### Material provided
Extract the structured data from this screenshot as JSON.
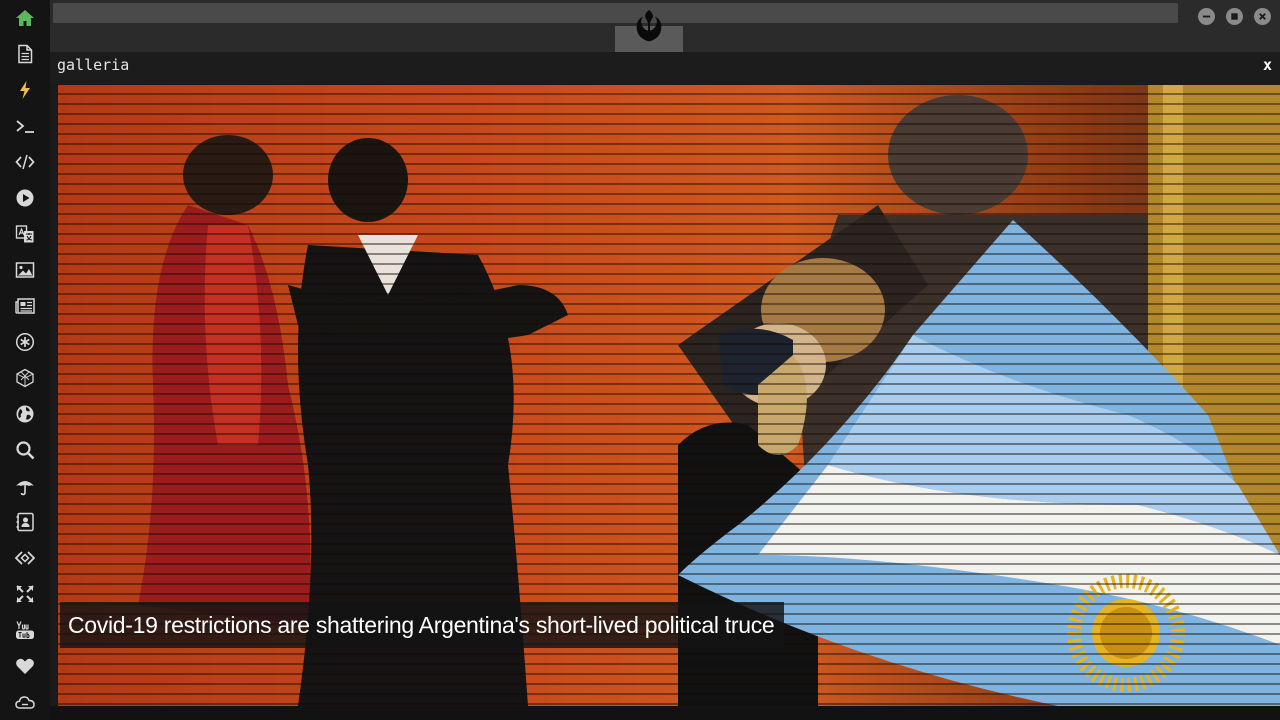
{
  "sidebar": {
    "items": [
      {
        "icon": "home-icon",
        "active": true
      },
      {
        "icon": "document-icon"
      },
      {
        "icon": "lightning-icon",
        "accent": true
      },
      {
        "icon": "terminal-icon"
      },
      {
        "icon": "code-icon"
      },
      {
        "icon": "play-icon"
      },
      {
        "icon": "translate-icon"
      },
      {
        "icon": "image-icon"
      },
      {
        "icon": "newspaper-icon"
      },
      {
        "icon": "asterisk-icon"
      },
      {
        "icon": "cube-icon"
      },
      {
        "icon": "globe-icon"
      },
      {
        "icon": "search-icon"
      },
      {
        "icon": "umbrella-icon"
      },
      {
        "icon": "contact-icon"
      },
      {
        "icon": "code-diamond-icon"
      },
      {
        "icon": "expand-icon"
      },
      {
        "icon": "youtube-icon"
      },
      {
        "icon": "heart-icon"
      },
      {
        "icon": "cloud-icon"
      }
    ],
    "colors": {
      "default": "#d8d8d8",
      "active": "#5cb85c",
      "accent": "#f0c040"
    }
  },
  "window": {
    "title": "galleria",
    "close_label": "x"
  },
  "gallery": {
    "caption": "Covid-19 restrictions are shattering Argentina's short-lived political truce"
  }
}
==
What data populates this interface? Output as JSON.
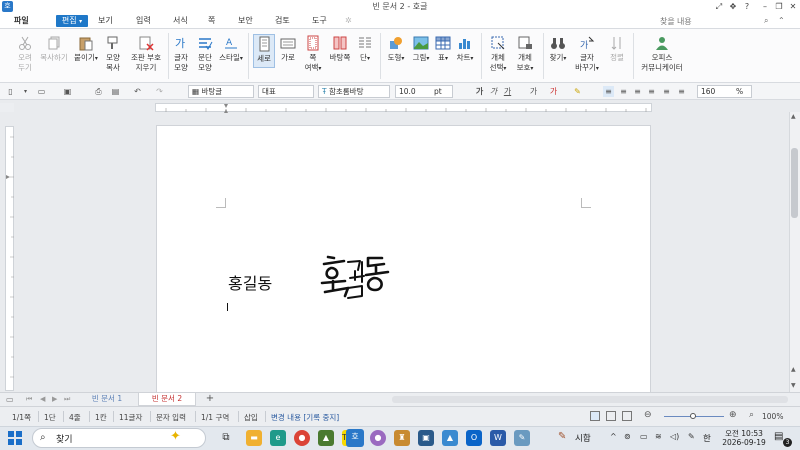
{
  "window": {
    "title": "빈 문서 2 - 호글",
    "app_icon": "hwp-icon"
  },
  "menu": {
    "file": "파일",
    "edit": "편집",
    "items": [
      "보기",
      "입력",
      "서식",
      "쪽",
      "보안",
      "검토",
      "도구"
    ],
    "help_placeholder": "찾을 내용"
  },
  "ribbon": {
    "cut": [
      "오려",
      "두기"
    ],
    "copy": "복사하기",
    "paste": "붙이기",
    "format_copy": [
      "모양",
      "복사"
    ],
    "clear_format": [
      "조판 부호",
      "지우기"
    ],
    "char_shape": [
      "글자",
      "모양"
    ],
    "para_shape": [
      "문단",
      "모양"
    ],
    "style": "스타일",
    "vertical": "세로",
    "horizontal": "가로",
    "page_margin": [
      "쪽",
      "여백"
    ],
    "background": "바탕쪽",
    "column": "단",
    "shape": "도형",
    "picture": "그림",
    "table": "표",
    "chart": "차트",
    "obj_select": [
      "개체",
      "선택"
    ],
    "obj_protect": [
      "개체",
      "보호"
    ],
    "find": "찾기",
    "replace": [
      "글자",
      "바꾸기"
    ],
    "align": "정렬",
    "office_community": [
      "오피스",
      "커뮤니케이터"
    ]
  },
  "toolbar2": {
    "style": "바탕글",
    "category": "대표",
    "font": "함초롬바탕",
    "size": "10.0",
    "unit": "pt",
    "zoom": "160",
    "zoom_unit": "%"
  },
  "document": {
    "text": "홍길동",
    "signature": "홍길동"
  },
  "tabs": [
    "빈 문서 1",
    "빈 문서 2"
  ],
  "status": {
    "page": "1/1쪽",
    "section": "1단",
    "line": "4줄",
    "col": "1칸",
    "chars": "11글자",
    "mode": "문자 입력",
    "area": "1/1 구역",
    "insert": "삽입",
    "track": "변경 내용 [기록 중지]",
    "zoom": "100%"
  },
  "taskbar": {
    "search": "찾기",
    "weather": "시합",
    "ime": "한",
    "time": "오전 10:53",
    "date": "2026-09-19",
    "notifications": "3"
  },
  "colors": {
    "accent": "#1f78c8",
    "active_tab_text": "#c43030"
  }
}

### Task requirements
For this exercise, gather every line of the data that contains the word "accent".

### Task output
        "accent": true
      "accent": "#f0c040"
    "accent": "#1f78c8",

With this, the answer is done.